From 101 C.J.S. Zoning § 327, p. 1126, we quote the following statement of the general rule:"* * * A party attacking the action of a zoning board may join other appropriate claims for relief such as estoppel, or a claim that an ordinance in question is invalid, and the decisions of the board are reviewable, not only where there has been an erroneous interpretation of the law, but also when they impair personal or property rights protected by the constitution. * * *"
From Heron v. Denver, 131 Colo. 501, 283 P.2d 647, we quote:"* * * Where administrative remedies are provided, this policy of orderly procedure should be followed, particularly when the matter of which complaint is made, or by which the party is aggrieved, is such as is within the province of the administrative authority to correct. Unless the administrative remedies are exhausted it never can be known but what a correction would ensue if the authorities were given full opportunity to pass upon the matter. Our Court has adhered rather strictly to the requirement of exhaustion of administrative remedies before the Court will take jurisdiction. * * *"
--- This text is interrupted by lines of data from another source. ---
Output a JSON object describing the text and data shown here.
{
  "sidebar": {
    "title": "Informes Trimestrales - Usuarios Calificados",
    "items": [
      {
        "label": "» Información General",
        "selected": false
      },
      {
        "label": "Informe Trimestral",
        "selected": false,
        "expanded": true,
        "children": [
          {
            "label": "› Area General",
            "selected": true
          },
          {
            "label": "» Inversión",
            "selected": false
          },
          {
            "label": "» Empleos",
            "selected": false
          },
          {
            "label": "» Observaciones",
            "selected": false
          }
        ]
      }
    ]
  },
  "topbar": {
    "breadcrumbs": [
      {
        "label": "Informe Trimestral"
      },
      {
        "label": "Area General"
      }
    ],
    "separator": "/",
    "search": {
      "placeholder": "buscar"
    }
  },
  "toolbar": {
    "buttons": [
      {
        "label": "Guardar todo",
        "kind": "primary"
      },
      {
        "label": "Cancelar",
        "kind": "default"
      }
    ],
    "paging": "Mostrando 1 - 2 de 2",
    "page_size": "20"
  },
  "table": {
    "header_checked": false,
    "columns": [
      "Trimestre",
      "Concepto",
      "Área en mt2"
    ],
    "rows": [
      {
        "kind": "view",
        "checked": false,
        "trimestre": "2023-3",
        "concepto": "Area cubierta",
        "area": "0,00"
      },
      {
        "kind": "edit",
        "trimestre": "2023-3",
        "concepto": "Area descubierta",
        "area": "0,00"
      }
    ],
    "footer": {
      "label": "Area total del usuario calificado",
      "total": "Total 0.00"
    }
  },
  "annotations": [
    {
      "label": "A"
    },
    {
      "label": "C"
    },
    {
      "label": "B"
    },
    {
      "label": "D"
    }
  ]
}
If resort to the administrative remedy is inadequate to provide suitable relief such remedy is not exclusive, and by exhausting the administrative remedy available to plaintiffs they were not precluded from presenting the issues pertinent to their prayer for declaratory judgment.
In Regennitter v. Fowler, 132 Colo. 489, 290 P.2d 223, we said, inter alia:
"* * * Accordingly, a review of the record made by the Board of Adjustment *440 would be wholly inadequate to provide a remedy for plaintiff * *. It follows that under the circumstances of this case, the remedy provided by Rule 106 is not exclusive. If the plaintiff elects so to do, the action should proceed upon the issues made by the pleadings as in other cases independent of Rule 106."
The judgment is reversed and the cause remanded with directions to hear and determine the issues of fact and law bearing on the claim for declaratory judgment.
DAY, C. J., and McWILLIAMS, J., concur.